As we have discussed in Part III.B, supra, both sides presented evidence supporting their respective versions of the events. While the jury could quite reasonably find defendants violated the ADEA, we conclude that the same cannot be said for a willful violation. We do not find evidence in the record to support the jury's determination that defendants' conduct was such that it amounted to "reckless disregard." See Trans World Airlines, 469 U.S. at 127-28, 105 S.Ct. 613 (stating that simply knowing of the potential applicability of the ADEA does not meet the "reckless disregard" standard because it would be contrary to legislative intent by making every violation a willful violation); see also Smith v. Berry Co., 165 F.3d 390, 395 (5th Cir. 1999) (stating that there was sufficient evidence for the jury to conclude employer's actions were willful when plaintiff presented evidence of company memorandum that categorized employees by age); Burns v. Tex. City Refining, Inc., 890 F.2d 747, 751-52 (5th Cir. 1989) (finding a willful violation when plaintiff presented evidence that employer acted to terminate him because of his age and before his pension benefits vested); Powell v. Rockwell Int'l Corp., 788 F.2d 279, 287-88 (5th Cir. 1986) (affirming jury finding of willfulness in a case in which jury found that plaintiff was fired in retaliation for exercising his ADEA rights). As such, the jury finding of willfulness is not supported by sufficient evidence. Because the jury awarded Russell only back pay, and no liquidated damages, we do not disturb the jury's damage award.

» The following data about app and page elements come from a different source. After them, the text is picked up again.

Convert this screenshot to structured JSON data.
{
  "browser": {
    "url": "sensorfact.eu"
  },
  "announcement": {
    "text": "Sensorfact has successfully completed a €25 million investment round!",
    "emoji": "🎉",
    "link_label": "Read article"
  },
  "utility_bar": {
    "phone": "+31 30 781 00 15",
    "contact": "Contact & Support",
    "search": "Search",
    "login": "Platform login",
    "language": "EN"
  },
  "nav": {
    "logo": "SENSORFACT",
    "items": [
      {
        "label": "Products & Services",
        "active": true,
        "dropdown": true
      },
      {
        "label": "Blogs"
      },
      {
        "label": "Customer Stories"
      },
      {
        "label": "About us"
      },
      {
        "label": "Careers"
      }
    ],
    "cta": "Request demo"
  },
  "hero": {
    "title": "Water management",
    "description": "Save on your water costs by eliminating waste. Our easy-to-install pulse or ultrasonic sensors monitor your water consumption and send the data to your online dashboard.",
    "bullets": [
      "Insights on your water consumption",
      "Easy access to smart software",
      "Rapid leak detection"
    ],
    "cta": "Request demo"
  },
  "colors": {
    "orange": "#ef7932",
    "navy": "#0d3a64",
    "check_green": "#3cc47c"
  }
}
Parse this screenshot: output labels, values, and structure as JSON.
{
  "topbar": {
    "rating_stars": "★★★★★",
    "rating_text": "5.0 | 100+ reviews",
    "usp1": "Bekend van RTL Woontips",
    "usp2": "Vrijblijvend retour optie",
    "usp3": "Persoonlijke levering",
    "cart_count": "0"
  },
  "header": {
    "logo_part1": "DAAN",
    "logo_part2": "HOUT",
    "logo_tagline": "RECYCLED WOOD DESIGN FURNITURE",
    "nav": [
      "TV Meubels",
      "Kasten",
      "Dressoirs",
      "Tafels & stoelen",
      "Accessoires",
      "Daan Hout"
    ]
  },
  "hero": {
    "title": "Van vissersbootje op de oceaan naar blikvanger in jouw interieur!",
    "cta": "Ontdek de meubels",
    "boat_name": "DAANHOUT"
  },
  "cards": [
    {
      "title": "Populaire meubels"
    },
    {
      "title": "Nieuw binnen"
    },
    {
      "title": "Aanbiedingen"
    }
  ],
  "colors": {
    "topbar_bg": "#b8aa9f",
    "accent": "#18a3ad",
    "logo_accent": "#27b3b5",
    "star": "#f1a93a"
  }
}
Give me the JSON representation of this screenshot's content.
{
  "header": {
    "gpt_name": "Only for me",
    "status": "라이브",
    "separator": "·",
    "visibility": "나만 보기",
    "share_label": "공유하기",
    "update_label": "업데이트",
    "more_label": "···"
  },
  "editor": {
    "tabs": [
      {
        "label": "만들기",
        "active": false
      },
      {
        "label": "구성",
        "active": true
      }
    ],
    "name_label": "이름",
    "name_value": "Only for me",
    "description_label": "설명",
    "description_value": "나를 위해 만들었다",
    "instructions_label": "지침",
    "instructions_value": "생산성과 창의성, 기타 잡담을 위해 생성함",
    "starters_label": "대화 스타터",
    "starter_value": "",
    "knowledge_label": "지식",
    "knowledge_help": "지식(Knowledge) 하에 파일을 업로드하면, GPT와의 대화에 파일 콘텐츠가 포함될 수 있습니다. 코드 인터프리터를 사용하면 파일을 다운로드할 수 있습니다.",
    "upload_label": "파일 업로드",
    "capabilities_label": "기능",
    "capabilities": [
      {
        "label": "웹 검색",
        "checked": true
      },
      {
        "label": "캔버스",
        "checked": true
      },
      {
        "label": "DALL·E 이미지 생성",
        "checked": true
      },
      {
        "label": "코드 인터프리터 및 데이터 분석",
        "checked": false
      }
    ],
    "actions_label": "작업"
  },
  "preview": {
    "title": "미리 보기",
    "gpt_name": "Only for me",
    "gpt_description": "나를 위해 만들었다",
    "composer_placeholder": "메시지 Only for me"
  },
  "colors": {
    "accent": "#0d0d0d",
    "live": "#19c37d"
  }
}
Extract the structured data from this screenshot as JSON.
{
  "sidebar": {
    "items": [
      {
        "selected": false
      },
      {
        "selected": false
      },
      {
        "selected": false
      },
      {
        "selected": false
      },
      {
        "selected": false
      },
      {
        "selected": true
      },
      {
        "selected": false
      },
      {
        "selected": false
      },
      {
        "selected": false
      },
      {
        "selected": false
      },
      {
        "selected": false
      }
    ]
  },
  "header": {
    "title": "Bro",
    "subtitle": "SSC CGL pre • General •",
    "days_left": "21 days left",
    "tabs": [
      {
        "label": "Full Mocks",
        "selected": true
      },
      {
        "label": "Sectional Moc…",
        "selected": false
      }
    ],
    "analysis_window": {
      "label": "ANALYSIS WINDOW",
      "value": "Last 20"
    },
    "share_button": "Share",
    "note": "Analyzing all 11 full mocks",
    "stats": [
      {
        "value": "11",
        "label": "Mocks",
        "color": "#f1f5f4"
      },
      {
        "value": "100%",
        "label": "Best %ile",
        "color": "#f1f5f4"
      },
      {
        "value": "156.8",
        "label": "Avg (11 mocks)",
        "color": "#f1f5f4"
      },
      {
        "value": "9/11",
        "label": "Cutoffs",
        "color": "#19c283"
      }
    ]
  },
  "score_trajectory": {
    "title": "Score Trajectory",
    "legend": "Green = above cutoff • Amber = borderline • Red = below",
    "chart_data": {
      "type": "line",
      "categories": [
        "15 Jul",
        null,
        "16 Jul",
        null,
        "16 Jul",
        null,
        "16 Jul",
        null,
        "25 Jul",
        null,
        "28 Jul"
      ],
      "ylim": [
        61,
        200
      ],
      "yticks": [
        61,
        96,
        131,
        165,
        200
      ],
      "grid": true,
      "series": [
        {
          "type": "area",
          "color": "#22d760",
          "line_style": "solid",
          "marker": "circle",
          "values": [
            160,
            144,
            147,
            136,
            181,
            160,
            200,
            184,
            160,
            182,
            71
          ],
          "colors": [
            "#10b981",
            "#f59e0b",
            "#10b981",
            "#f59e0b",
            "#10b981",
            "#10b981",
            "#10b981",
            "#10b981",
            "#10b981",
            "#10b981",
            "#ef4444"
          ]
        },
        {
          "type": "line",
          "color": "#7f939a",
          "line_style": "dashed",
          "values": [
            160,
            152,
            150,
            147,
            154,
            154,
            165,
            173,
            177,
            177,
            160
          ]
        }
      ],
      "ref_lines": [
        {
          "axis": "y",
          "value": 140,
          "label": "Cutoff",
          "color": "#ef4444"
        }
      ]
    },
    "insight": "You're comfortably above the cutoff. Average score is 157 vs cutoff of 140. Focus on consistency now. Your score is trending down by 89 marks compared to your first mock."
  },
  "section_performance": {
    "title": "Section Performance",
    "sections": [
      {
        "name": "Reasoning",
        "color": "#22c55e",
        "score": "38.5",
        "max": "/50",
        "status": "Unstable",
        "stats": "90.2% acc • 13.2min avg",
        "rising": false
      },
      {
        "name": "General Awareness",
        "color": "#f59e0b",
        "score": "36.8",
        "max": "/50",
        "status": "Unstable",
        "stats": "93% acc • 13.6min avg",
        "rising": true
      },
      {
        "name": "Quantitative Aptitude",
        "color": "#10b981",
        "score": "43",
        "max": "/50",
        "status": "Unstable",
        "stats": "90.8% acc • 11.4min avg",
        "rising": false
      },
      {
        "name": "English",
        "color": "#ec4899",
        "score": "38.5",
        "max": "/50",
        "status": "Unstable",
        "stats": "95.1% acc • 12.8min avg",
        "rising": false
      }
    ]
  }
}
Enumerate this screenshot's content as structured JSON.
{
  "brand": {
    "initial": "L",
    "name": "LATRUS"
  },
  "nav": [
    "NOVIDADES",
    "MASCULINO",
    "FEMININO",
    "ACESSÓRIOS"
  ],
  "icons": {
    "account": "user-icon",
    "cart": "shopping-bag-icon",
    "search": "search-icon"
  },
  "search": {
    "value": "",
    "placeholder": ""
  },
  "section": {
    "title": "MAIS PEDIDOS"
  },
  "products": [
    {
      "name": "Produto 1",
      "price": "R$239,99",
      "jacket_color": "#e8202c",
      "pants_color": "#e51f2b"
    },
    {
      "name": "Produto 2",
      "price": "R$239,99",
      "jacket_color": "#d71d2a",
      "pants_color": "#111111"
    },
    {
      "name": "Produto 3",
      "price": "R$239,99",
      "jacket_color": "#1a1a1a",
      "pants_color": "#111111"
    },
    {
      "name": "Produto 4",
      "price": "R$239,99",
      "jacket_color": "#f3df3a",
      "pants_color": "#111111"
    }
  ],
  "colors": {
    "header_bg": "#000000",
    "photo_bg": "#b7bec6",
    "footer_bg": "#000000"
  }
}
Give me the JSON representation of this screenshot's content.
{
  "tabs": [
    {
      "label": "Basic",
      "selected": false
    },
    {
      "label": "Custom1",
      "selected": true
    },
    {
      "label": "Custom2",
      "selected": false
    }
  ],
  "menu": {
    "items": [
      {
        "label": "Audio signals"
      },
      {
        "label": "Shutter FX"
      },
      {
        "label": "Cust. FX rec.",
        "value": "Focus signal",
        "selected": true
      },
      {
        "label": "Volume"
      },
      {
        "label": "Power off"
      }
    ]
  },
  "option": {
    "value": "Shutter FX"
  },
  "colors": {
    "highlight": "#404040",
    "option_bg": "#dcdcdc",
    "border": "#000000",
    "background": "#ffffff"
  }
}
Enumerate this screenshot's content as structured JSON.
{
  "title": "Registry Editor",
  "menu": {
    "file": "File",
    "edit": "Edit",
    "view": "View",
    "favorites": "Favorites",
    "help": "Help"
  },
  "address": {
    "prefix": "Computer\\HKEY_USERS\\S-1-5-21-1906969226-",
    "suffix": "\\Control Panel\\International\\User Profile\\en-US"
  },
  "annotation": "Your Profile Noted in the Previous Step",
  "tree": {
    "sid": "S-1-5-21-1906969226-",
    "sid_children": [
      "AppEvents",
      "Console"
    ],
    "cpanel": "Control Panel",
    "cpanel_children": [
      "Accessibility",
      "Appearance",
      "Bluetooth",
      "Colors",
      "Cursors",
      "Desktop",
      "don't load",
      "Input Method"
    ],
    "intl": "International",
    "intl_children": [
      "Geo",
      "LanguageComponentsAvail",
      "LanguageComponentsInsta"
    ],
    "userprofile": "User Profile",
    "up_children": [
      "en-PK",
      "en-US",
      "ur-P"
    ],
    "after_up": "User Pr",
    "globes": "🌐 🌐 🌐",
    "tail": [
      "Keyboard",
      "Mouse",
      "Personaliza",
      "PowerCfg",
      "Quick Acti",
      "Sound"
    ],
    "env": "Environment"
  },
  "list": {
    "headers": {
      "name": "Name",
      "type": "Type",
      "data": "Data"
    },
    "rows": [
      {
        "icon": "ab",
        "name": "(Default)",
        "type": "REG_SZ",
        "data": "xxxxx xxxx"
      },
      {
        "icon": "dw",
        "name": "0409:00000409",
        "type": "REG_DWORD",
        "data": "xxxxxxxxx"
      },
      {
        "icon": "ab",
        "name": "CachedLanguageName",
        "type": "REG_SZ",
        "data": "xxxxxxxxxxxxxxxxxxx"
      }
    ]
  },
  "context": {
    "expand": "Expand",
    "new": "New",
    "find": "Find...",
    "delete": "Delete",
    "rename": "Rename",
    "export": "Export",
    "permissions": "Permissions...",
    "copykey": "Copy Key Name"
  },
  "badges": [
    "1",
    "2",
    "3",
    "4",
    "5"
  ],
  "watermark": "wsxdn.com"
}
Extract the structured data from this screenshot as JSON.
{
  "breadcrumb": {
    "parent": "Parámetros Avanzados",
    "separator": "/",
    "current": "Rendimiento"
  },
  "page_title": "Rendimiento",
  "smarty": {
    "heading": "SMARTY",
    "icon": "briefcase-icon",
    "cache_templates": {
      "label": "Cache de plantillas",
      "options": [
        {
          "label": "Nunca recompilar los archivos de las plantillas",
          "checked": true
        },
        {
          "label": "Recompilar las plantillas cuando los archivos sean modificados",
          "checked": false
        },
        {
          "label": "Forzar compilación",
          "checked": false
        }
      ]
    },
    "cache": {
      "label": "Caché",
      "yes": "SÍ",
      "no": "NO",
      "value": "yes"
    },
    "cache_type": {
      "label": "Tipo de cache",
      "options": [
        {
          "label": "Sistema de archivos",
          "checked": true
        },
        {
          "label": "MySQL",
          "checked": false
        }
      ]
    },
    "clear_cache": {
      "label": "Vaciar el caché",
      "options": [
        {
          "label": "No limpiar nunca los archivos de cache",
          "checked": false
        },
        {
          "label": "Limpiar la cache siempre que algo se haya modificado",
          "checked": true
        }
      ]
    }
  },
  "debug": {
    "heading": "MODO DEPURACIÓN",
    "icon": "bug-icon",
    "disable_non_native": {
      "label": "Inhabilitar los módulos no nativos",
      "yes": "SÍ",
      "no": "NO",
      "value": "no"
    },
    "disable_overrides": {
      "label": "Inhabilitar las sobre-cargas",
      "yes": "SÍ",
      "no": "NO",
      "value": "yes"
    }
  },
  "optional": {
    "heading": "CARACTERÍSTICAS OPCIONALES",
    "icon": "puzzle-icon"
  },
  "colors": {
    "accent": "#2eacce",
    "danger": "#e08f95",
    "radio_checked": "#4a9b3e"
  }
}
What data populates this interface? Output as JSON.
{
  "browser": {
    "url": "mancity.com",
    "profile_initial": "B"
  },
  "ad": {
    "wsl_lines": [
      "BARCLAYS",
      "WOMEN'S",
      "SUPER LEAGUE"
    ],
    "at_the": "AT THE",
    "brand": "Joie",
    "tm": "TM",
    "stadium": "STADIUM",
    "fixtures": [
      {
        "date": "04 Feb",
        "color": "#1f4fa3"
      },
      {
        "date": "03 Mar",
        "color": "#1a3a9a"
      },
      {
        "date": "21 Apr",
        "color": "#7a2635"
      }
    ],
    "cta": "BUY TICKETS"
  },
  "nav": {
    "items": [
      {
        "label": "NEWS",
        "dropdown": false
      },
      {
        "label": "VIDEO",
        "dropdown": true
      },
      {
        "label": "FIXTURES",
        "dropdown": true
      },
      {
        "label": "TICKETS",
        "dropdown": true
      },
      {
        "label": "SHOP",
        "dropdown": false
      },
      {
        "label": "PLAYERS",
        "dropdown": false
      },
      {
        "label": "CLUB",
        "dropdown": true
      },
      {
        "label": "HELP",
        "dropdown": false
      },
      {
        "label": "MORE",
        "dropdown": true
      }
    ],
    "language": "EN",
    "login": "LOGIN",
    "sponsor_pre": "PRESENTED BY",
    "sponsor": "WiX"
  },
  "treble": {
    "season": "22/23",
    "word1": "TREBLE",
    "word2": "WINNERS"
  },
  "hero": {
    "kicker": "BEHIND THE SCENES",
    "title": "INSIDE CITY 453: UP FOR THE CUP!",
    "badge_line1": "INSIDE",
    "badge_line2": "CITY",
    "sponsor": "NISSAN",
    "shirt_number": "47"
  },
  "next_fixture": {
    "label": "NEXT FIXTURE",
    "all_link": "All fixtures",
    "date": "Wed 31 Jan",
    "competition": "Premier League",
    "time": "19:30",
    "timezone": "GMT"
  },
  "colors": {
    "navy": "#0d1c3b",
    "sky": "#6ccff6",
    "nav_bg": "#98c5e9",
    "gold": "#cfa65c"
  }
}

For the above-stated reasons, the judgment of the district court is REVERSED in part and the case is REMANDED with instructions to reinstate the jury verdict as to a violation of the ADEA and damages. We AFFIRM the judgment of the district court as to a willful violation of the ADEA. Costs shall be borne by defendants.